How do we preserve land and corridors for future mass transit investments in high speed rail or other nation building projects?
How do we ensure the transport and infrastructure sector plays its part in tackling climate change, not just through embracing new technologies and emissions reductions but by investing more – and more strategically – in future public transport needs, especially light and faster commuter rail?
And finally, how do we ensure our infrastructure investment decisions are underpinned by a hard-headed analysis of the productivity and – crucially – liveability dividends such investment can deliver.

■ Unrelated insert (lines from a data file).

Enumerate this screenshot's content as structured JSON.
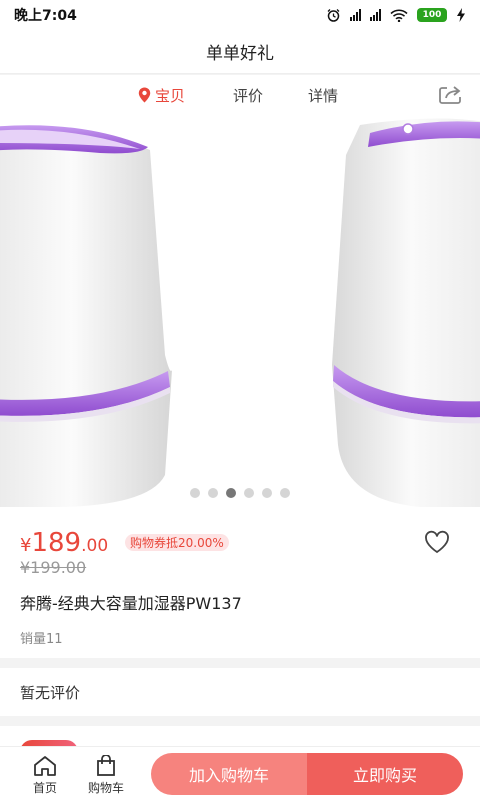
{
  "status_bar": {
    "time": "晚上7:04",
    "battery": "100"
  },
  "header": {
    "title": "单单好礼"
  },
  "tabs": [
    {
      "label": "宝贝",
      "icon": "location-pin-icon",
      "active": true
    },
    {
      "label": "评价",
      "active": false
    },
    {
      "label": "详情",
      "active": false
    }
  ],
  "carousel": {
    "image_count": 6,
    "active_index": 2
  },
  "product": {
    "currency": "¥",
    "price_int": "189",
    "price_dec": ".00",
    "coupon": "购物券抵20.00%",
    "original_price": "¥199.00",
    "title": "奔腾-经典大容量加湿器PW137",
    "sales": "销量11"
  },
  "reviews": {
    "empty_text": "暂无评价"
  },
  "bottom_nav": {
    "home_label": "首页",
    "cart_label": "购物车",
    "add_to_cart": "加入购物车",
    "buy_now": "立即购买"
  },
  "colors": {
    "accent": "#e8473b",
    "product_purple": "#a15cde",
    "cart_button": "#f6837e",
    "buy_button": "#ef5f5b"
  }
}
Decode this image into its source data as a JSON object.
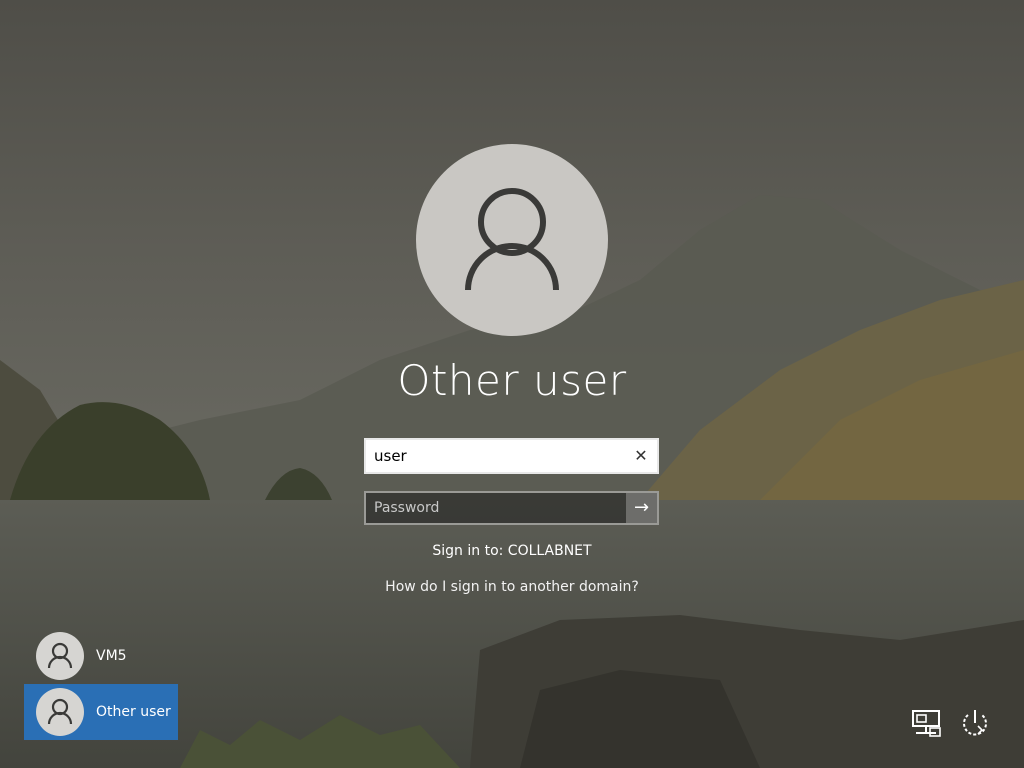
{
  "login": {
    "display_name": "Other user",
    "username_value": "user",
    "password_placeholder": "Password",
    "sign_in_to": "Sign in to: COLLABNET",
    "help_link": "How do I sign in to another domain?",
    "clear_icon": "close-icon",
    "submit_icon": "arrow-right-icon"
  },
  "users": [
    {
      "label": "VM5",
      "selected": false
    },
    {
      "label": "Other user",
      "selected": true
    }
  ],
  "system_icons": [
    "network-icon",
    "power-icon"
  ],
  "colors": {
    "selected_tile": "#2a6fb5",
    "avatar_bg": "#c9c7c3"
  }
}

We are in a remarkable moment right now. The economy needs stimulus, borrowing rates are at record lows, and there is an opportunity not just to get back to where things were before the pandemic, but to build back stronger.
As Anthony Albanese said in his Budget in Reply last week, the Government’s Budget “offers a low growth, low productivity and low wage future – and a trillion dollars of debt – is that really the best we can aspire to?”
As the election draws closer, we will continue to form and announce the infrastructure policies that matter most here in the Sunshine State and across the country. To build the connections that get our goods to market, get workers home more quickly and safely and build the productive infrastructure that will help set Australia up for a stronger, more prosperous future.
Just like Anthony, I want Australia to emerge from this crisis stronger, smarter and more self-reliant, with an economic recovery that works for all Australians.
Thank you very much for the opportunity to address you all today.